• [PROBLEM]:
Would you give back exactly the lines from the line with "Parse this screenshot: output" through the end of the entries below, both included, but none of the pictures?

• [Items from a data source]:
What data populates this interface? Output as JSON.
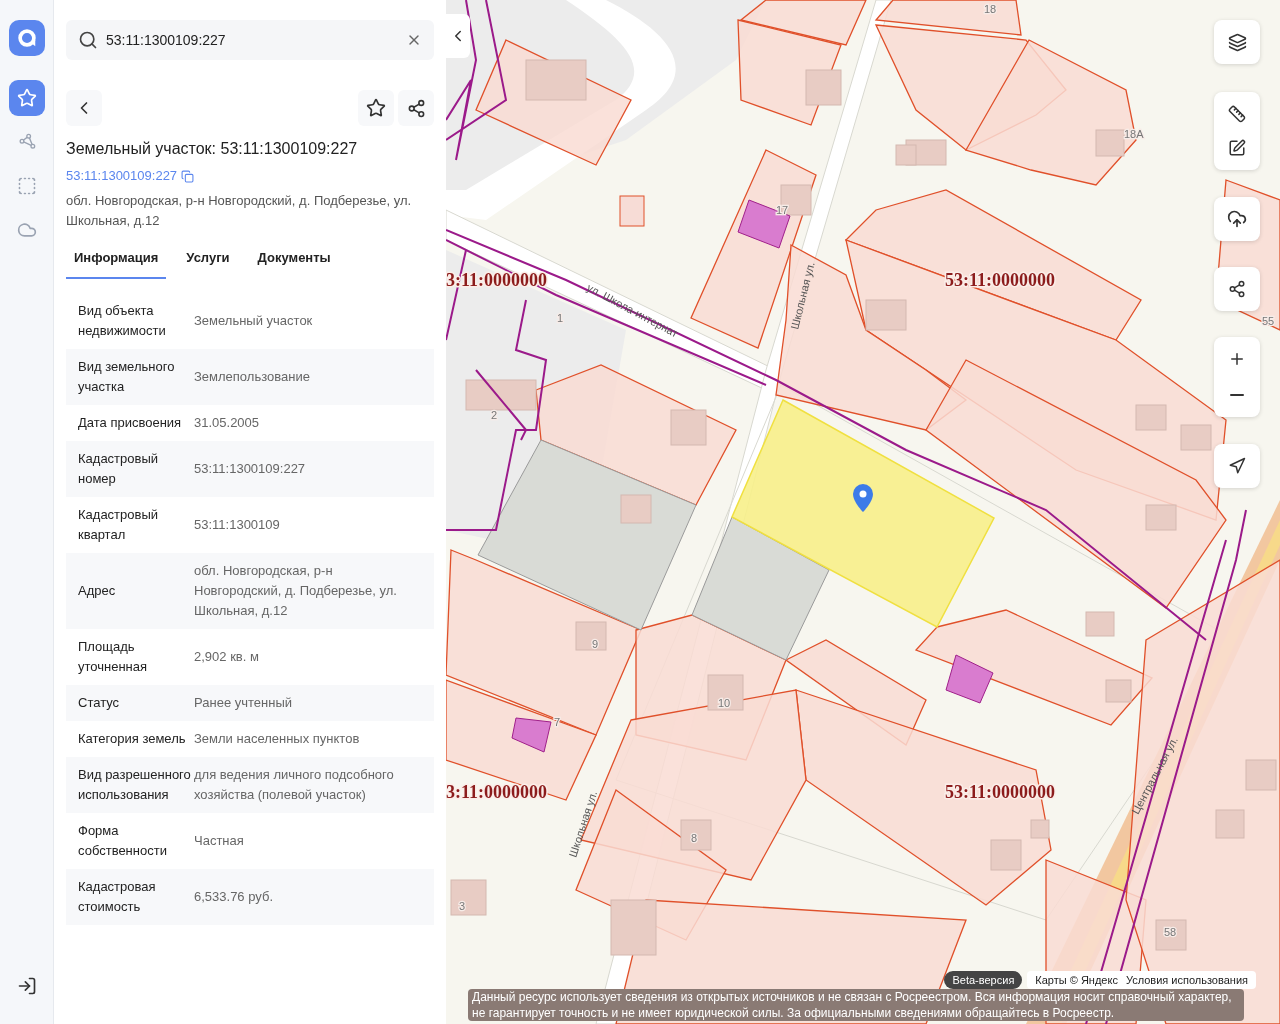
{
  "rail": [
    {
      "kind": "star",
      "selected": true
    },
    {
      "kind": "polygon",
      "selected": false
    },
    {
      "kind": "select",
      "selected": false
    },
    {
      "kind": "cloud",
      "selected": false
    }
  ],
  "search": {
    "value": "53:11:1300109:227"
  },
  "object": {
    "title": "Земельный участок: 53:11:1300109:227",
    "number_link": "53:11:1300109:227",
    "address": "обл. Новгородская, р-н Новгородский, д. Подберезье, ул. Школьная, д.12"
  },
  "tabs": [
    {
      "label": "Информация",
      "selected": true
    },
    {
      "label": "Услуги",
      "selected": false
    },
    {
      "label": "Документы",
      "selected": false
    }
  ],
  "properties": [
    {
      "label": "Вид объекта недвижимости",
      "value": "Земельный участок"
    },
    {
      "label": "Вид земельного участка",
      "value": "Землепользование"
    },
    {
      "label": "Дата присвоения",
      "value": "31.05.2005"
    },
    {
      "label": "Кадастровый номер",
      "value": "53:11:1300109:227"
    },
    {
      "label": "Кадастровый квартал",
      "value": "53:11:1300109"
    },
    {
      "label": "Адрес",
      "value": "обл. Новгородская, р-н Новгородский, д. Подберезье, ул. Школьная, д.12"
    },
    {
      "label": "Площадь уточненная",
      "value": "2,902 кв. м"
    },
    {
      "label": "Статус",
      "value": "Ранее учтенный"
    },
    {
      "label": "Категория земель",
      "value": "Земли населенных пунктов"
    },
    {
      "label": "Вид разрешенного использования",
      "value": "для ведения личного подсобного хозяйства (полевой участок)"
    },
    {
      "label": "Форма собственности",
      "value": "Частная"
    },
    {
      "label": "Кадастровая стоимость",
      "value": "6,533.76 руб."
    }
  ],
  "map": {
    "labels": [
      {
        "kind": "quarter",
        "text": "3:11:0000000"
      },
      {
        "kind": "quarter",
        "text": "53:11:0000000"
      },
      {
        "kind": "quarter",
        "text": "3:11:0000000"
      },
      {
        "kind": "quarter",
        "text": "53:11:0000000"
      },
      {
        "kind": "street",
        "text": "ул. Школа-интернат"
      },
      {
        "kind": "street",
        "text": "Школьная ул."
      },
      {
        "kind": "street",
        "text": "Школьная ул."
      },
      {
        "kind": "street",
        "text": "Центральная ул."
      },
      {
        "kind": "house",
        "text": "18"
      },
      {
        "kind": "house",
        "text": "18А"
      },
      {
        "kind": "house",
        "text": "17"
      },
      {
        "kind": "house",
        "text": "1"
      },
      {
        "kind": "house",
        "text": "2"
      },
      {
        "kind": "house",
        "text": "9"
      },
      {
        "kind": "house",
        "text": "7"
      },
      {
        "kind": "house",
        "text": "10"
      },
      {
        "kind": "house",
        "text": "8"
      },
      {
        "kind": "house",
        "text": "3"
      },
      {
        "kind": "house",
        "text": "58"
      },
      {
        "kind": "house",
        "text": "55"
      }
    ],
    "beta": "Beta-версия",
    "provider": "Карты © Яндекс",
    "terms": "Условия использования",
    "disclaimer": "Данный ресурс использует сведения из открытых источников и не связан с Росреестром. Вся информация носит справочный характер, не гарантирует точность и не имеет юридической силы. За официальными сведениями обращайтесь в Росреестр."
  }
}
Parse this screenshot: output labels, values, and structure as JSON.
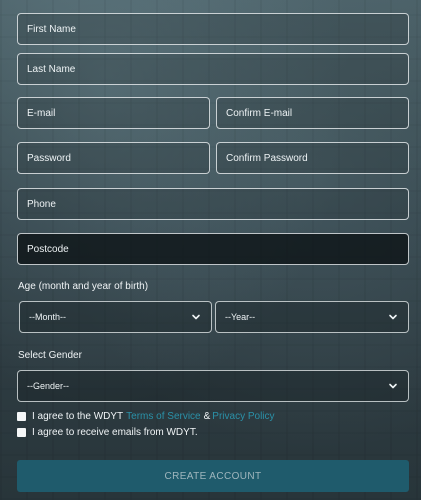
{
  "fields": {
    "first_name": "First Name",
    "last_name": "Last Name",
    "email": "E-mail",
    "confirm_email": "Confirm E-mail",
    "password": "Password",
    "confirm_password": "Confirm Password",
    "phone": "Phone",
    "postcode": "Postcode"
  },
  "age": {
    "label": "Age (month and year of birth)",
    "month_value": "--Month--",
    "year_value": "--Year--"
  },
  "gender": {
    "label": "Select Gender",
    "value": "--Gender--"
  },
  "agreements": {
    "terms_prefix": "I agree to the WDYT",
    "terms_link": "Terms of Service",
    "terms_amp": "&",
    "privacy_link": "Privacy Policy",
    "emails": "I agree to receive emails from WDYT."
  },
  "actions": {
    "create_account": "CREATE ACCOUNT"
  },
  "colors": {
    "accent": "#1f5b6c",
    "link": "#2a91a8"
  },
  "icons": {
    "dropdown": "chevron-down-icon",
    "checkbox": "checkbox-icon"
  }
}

• [TASK RESULT]:
Parse this screenshot: output labels, values, and structure as JSON.
{
  "fields": {
    "first_name": "First Name",
    "last_name": "Last Name",
    "email": "E-mail",
    "confirm_email": "Confirm E-mail",
    "password": "Password",
    "confirm_password": "Confirm Password",
    "phone": "Phone",
    "postcode": "Postcode"
  },
  "age": {
    "label": "Age (month and year of birth)",
    "month_value": "--Month--",
    "year_value": "--Year--"
  },
  "gender": {
    "label": "Select Gender",
    "value": "--Gender--"
  },
  "agreements": {
    "terms_prefix": "I agree to the WDYT",
    "terms_link": "Terms of Service",
    "terms_amp": "&",
    "privacy_link": "Privacy Policy",
    "emails": "I agree to receive emails from WDYT."
  },
  "actions": {
    "create_account": "CREATE ACCOUNT"
  },
  "colors": {
    "accent": "#1f5b6c",
    "link": "#2a91a8"
  },
  "icons": {
    "dropdown": "chevron-down-icon",
    "checkbox": "checkbox-icon"
  }
}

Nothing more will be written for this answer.